**Task to carry out**
When the string "HODHome" is part of a line below, that line should be copied.

□ □ □

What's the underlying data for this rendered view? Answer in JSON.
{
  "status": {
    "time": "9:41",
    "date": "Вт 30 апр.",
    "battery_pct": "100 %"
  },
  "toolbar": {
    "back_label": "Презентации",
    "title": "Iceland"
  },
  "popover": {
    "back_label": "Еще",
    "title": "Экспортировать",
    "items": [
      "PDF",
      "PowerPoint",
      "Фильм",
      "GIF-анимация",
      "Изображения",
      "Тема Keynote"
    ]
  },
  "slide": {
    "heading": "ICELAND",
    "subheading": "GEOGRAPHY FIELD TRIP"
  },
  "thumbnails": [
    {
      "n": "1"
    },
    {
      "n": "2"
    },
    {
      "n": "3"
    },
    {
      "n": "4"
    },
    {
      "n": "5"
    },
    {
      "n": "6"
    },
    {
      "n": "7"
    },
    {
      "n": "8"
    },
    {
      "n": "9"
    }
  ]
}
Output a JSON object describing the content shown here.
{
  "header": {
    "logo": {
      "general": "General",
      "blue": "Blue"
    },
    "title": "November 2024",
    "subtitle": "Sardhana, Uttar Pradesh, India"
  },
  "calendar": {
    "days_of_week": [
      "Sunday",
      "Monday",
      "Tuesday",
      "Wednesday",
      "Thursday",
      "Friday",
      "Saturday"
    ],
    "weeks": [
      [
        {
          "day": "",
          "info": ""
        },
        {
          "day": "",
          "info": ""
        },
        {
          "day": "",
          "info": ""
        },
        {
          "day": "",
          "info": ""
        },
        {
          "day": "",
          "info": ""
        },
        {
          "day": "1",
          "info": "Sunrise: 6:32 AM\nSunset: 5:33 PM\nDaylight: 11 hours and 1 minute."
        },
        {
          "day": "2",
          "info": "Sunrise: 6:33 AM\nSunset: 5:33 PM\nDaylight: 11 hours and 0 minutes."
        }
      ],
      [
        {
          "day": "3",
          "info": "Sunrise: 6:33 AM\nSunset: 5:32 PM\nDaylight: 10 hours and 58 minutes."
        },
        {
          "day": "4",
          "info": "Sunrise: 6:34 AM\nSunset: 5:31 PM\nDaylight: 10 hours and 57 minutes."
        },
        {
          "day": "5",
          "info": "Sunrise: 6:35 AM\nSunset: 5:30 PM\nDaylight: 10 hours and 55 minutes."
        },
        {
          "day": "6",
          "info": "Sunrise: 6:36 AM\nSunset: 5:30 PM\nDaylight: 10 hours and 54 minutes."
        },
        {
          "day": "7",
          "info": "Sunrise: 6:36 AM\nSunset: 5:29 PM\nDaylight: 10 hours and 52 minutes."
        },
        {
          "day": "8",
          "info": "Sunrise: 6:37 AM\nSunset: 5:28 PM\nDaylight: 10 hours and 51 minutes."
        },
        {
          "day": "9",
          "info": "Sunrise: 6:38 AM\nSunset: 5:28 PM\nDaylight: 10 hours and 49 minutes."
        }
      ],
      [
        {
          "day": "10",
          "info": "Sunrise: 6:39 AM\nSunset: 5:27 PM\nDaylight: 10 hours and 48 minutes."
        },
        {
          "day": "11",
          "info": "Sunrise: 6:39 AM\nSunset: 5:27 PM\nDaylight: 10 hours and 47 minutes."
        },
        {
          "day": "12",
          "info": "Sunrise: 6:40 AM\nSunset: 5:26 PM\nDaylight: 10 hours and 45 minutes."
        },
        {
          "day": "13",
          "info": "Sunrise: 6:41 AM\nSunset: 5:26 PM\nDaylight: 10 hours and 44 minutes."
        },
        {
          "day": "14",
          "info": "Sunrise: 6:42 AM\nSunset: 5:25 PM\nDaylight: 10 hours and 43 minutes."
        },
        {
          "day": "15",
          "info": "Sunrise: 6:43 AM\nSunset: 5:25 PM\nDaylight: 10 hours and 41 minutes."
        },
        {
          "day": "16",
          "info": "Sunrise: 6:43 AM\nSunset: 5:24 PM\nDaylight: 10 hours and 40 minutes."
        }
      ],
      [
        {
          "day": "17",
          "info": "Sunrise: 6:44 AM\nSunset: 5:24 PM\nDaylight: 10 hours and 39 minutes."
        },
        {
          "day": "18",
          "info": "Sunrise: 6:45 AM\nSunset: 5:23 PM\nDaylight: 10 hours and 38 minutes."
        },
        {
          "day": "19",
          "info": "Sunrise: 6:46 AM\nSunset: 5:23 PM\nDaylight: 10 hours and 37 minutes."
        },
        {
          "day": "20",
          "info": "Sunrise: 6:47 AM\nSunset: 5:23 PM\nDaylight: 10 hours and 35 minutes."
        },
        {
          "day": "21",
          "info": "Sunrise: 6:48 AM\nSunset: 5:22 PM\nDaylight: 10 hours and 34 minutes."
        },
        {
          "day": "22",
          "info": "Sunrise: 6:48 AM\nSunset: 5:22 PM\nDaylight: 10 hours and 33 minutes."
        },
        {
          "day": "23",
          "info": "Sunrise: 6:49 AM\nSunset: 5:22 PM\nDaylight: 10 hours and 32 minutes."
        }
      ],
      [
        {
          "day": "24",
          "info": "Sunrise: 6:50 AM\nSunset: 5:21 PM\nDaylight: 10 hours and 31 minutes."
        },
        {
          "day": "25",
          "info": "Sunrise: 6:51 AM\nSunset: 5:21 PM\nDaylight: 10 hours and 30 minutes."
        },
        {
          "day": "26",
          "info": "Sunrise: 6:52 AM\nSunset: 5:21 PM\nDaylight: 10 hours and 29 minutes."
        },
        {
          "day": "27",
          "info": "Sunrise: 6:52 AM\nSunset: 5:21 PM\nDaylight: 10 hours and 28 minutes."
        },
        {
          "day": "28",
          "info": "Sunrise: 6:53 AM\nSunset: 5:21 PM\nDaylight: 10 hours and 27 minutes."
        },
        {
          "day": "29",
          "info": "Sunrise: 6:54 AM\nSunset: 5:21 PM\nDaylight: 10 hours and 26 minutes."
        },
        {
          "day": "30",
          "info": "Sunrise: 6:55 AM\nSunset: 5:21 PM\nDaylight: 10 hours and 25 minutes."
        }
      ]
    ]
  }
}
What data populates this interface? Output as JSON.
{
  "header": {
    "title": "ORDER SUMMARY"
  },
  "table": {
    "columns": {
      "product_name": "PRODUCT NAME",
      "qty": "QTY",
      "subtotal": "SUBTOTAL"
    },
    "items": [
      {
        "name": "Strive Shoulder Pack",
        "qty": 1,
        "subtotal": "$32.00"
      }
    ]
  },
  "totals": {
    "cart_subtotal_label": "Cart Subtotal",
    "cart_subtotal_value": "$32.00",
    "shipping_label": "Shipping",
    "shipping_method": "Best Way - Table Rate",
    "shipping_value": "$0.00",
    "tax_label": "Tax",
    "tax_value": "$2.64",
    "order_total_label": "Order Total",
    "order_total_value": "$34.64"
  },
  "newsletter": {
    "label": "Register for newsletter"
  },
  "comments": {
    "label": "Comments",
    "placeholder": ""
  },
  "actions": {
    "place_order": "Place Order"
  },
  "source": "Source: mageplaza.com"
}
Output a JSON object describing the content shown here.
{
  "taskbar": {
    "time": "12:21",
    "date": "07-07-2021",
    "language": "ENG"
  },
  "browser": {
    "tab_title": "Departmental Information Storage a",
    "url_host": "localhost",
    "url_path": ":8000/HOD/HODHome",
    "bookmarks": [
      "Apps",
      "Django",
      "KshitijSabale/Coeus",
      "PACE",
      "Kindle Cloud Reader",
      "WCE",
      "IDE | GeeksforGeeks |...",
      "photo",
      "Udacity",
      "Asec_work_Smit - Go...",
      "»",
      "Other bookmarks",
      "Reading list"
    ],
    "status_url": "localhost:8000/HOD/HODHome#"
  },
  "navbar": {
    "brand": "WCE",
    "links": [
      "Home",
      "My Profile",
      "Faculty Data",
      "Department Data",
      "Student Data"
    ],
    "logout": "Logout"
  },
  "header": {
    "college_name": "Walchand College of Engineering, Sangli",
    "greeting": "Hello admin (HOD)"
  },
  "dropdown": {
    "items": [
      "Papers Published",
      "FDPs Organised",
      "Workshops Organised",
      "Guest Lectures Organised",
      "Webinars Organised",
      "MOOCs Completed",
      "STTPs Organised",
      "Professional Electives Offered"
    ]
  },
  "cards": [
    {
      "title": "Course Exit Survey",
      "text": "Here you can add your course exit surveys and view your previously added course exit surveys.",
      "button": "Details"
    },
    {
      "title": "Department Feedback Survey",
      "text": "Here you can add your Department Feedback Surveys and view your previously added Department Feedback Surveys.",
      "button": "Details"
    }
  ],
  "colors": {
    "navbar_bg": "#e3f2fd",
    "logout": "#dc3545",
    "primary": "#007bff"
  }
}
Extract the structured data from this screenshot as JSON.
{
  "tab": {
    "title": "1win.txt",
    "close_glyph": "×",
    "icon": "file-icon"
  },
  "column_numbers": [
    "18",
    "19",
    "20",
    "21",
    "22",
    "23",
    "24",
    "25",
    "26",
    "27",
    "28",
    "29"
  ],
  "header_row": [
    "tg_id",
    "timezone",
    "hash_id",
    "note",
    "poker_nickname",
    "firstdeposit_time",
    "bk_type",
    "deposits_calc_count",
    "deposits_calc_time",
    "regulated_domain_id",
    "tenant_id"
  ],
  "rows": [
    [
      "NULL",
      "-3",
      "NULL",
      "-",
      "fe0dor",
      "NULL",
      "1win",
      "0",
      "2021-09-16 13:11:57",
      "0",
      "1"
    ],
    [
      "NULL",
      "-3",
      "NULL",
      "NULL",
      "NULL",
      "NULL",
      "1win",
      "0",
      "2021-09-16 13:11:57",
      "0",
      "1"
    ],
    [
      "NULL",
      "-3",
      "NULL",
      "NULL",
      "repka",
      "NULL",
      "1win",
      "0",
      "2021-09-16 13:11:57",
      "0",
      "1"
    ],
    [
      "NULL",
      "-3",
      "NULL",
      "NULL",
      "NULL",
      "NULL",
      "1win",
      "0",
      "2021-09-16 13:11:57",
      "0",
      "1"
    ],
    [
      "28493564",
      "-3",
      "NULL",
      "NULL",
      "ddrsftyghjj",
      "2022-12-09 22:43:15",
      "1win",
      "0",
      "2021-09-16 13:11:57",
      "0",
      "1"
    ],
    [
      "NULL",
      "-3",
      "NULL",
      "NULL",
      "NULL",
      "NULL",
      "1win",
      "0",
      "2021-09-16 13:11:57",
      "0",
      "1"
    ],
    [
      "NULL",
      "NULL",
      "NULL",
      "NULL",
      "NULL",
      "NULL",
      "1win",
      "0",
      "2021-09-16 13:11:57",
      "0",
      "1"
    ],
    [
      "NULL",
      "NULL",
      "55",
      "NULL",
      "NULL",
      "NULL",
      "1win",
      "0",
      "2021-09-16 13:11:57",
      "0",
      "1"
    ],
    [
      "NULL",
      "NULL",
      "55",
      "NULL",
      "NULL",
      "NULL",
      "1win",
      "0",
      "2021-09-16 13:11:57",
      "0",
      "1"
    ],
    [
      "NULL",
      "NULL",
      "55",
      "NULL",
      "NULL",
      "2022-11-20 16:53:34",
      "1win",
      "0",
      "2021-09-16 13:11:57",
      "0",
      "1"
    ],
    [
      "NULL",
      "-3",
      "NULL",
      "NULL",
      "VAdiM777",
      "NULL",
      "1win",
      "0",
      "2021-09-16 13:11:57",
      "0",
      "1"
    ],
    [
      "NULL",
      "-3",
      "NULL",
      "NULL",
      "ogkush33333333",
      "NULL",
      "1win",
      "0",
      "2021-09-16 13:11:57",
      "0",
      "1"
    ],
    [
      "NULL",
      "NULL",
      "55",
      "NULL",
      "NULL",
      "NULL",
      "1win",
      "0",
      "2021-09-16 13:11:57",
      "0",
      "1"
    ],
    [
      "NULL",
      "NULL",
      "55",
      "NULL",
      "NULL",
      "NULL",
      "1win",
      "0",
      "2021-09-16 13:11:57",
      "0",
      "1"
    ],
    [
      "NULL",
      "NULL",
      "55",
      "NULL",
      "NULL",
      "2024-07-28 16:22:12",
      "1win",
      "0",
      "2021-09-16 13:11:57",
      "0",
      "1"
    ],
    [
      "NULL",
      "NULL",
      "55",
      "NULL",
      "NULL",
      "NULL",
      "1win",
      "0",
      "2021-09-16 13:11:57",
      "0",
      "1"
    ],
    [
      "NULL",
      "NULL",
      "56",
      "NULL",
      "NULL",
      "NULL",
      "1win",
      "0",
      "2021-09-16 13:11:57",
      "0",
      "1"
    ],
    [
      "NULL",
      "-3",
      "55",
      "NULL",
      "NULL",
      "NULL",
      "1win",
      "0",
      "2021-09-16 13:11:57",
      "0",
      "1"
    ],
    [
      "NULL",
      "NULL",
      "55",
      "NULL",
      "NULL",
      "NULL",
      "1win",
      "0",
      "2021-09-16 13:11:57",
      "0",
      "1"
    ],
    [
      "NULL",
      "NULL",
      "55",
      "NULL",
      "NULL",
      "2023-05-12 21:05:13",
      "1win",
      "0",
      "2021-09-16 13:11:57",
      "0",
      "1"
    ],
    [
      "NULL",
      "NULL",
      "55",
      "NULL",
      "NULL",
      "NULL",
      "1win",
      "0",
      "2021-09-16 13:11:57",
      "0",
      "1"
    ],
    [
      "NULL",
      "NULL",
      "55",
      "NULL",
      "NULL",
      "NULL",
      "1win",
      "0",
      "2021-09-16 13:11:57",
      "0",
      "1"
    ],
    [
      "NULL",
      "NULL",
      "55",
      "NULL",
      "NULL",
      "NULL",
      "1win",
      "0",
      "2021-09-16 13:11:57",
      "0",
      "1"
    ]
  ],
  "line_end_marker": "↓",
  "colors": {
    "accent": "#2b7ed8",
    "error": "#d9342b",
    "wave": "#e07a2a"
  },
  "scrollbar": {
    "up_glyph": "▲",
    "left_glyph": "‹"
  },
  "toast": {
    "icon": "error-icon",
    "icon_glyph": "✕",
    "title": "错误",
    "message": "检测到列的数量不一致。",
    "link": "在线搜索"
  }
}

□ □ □

**Written answer**
    "url_path": ":8000/HOD/HODHome",
    "status_url": "localhost:8000/HOD/HODHome#"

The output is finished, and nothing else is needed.